We have two cars: the Prius is our primary vehicle, but when the weather gets icky as it has of late, we dust off the Jeep Grand Cherokee, which I lovingly refer to as the off-tank. Prior to the last few days, the Jeep had probably been driven a dozen times in the last several months. It's a great vehicle, but considering it costs about $50 to fill up for a week of driving, verses $30 for two weeks with the Prius, it's easy to see why it doesn't get driven much. It's fabulous in the snow, and for hauling large stuff home, and every once in a while we each need a car, so we keep it around.
This weekend, as the weather turned awful and the roads got icy, the Jeep got to shine (well, not really shine, so much as get covered in dirt and grime and road salt) and we got around without incident. Friday night we headed out to Sakura. Saturday the Jeep took us to Zona Rosa and to a friend's house for serious rocking out to Guitar Hero. Last night, we bundled up against the cold and made a trek to the bookstore for coffee and browsing.
While at the bookstore, I glanced over the first few pages of the new Bill Bryson contribution to the Eminent Lives book series, Shakespeare: The World as Stage. I like Bryson's writing style - it's at once friendly, approachable, intelligent, witty and informative. I'm a bigger fan of his referential material, such as A Short History of Nearly Everything and The Mother Tongue, than I am of his travelogues or biographical writing, but even those are decent reads. The few pages I read of the Shakespeare volume whetted my appetite for more, so I hope to see a book-shaped package under the Christmas tree in the coming weeks (hint, hint).
No mention of Shakespeare is complete without some actual Shakespeare lines, so here's one of his sonnets that's perfect for this time of year (although, I probably should have posted it a few weeks ago, when the leaves were still yellow). This sonnet is a meditation on death and love, and the importance of love in spite of, or even because of death. As with all of Shakespeare's sonnets, this one has that magic quality of speaking volumes in relatively few words.
Sonnet 73 by William Shakespeare
That time of year thou mayst in me behold
When yellow leaves, or none, or few do hang
Upon those boughs which shake against the cold
Bare ruined choirs where late the sweet birds sang.
In me thou seest the twilight of such day
As after sunset fadeth in the west,
Which by and by black night doth steal away,
Death's second self, which seals up all in rest.
In me thou seest the glowing of such fire

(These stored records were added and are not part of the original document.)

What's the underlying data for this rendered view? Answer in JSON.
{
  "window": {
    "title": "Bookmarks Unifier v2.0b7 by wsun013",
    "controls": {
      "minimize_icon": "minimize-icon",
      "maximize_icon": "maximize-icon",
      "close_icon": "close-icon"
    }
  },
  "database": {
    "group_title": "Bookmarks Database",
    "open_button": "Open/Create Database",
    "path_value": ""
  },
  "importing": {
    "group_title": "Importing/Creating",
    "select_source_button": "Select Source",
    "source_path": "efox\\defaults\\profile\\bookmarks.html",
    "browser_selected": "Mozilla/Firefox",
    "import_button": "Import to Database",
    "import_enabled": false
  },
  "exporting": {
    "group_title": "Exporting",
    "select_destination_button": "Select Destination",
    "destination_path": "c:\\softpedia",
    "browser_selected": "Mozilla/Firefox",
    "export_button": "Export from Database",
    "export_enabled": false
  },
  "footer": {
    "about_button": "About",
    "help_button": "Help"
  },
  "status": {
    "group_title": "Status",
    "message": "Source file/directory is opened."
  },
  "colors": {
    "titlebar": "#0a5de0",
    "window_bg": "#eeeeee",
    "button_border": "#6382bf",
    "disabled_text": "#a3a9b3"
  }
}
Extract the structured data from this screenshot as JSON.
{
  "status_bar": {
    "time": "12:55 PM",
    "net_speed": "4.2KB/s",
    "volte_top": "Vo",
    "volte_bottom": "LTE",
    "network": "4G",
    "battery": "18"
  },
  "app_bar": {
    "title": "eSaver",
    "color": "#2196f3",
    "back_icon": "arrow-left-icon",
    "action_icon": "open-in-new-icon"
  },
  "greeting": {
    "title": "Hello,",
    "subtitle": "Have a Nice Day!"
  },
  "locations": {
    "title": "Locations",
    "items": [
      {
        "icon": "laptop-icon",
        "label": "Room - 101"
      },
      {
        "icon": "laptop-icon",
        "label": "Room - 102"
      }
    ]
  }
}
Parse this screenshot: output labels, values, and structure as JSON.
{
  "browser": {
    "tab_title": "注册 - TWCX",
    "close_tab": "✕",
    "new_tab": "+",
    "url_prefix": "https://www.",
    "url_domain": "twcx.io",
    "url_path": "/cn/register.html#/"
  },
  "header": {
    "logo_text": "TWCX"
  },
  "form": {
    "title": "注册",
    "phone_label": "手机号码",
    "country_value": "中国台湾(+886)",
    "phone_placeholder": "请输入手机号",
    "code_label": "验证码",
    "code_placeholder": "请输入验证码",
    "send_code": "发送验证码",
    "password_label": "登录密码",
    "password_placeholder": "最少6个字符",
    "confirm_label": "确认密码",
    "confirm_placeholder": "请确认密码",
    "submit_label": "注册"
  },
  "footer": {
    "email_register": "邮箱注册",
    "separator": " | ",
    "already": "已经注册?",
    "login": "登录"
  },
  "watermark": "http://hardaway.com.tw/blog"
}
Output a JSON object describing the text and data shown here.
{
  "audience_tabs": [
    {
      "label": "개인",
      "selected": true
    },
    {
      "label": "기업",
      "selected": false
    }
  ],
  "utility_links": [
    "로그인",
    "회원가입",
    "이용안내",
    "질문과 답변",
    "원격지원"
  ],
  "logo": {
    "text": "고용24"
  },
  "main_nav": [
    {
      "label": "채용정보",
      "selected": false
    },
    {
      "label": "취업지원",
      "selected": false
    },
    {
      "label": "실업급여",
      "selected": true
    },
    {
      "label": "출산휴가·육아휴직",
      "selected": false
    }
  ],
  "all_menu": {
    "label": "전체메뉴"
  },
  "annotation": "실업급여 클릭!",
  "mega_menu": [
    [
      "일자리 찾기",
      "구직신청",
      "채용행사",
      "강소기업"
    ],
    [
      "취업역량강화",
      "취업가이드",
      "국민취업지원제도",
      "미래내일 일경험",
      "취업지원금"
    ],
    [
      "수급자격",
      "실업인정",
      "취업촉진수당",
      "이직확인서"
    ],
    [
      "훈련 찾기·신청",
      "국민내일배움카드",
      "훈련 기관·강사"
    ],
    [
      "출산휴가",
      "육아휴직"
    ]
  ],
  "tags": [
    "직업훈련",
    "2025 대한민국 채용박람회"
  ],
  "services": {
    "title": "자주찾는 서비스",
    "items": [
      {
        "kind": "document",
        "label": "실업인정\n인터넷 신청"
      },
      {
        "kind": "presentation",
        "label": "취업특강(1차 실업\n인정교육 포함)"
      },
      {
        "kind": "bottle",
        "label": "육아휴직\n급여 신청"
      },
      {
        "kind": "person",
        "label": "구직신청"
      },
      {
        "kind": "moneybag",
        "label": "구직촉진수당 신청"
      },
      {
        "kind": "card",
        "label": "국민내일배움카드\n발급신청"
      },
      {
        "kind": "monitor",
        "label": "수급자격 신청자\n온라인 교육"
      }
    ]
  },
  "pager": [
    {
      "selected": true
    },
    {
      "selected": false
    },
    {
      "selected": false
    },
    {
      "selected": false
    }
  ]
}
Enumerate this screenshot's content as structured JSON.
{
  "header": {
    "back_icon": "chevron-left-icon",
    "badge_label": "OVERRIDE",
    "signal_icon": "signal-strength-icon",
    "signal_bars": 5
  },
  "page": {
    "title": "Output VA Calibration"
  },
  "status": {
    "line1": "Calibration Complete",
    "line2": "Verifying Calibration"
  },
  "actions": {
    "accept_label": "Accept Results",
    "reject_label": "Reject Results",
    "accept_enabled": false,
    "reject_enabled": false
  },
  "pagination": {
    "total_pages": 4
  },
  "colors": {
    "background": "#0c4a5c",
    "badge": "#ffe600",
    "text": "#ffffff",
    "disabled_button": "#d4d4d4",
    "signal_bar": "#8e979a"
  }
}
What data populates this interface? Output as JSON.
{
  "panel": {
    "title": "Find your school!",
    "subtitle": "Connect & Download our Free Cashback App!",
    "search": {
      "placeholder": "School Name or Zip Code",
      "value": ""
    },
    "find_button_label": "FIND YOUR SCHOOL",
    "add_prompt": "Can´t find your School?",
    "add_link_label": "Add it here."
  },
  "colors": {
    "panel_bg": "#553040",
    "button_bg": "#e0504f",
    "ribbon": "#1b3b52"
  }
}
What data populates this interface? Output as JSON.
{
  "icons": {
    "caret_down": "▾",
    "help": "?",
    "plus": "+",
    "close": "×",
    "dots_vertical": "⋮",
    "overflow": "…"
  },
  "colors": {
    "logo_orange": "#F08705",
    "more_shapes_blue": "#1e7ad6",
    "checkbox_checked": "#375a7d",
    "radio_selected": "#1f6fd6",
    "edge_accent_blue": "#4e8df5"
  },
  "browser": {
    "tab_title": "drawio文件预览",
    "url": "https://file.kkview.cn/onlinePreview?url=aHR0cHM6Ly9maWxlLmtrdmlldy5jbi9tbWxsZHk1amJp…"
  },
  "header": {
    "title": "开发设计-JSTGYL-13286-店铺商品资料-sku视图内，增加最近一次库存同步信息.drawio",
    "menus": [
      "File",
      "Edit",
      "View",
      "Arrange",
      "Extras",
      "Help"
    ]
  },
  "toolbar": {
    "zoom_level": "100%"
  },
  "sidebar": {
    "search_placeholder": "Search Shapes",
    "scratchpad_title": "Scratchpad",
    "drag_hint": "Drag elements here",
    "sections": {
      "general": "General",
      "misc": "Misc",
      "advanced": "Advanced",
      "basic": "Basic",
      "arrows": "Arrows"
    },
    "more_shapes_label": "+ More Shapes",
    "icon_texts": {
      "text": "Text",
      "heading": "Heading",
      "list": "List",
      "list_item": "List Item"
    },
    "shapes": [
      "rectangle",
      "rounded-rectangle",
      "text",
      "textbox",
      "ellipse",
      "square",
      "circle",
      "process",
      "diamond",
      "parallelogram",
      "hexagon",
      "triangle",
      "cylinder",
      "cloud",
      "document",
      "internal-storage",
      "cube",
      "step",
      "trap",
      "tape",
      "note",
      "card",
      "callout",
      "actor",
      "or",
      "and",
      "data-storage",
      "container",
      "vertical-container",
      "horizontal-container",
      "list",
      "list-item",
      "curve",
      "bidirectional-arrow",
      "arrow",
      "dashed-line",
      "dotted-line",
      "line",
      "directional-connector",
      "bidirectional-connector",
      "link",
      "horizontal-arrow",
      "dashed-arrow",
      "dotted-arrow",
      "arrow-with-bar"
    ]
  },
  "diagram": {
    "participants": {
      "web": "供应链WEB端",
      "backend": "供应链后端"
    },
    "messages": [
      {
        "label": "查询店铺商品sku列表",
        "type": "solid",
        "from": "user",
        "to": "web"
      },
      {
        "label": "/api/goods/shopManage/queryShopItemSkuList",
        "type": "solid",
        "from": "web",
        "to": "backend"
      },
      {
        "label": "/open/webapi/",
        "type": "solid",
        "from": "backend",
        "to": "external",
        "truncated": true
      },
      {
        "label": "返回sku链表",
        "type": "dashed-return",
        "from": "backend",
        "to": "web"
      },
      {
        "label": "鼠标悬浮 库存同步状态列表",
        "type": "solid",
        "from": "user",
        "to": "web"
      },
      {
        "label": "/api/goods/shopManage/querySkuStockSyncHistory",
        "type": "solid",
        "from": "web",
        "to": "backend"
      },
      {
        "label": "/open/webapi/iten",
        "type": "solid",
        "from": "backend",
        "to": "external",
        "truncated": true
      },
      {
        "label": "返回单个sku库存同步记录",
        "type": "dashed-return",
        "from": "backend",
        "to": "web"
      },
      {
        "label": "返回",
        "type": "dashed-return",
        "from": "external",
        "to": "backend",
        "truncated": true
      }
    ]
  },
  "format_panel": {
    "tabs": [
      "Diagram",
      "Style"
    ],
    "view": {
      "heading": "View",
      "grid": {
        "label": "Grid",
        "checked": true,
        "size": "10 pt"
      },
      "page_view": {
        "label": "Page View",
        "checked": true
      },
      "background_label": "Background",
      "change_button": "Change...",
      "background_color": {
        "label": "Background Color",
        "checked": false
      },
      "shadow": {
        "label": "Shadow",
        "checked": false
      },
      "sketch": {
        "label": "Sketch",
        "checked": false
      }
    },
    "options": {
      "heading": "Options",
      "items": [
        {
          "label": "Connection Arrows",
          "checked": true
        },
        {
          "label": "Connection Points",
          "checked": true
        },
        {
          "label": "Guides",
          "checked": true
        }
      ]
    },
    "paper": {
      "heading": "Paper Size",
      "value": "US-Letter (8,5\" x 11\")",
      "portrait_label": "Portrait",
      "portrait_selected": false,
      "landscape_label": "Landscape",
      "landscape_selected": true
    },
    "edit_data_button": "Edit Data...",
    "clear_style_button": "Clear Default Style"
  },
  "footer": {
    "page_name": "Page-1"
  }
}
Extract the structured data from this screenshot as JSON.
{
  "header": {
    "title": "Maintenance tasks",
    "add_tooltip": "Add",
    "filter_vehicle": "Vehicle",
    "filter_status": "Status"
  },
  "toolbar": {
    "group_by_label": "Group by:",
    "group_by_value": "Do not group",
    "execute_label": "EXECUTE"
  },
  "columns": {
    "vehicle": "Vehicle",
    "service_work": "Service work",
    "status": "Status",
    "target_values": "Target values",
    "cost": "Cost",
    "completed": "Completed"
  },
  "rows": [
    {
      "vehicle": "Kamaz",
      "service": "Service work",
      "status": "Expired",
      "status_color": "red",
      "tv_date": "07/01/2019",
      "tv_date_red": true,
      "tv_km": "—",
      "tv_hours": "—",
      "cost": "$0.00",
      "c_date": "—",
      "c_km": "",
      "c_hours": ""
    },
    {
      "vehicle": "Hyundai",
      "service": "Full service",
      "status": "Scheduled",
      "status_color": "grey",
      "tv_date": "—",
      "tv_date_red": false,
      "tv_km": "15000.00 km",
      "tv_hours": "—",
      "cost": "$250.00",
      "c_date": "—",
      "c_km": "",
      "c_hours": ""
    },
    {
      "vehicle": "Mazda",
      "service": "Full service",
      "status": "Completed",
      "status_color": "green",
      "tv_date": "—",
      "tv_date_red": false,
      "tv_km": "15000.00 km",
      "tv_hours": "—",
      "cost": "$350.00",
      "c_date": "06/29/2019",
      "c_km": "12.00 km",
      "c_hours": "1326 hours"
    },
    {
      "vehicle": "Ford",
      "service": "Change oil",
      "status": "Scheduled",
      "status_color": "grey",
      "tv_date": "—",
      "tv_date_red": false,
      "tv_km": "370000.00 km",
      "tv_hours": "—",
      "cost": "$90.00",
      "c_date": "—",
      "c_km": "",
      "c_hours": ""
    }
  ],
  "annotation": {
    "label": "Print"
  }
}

That on the ashes of his youth doth lie,
As the deathbed whereon it must expire,
Consumed with that which it was nourished by.
This thou perceiv'st, which makes thy love more strong,
To love that well which thou must leave ere long.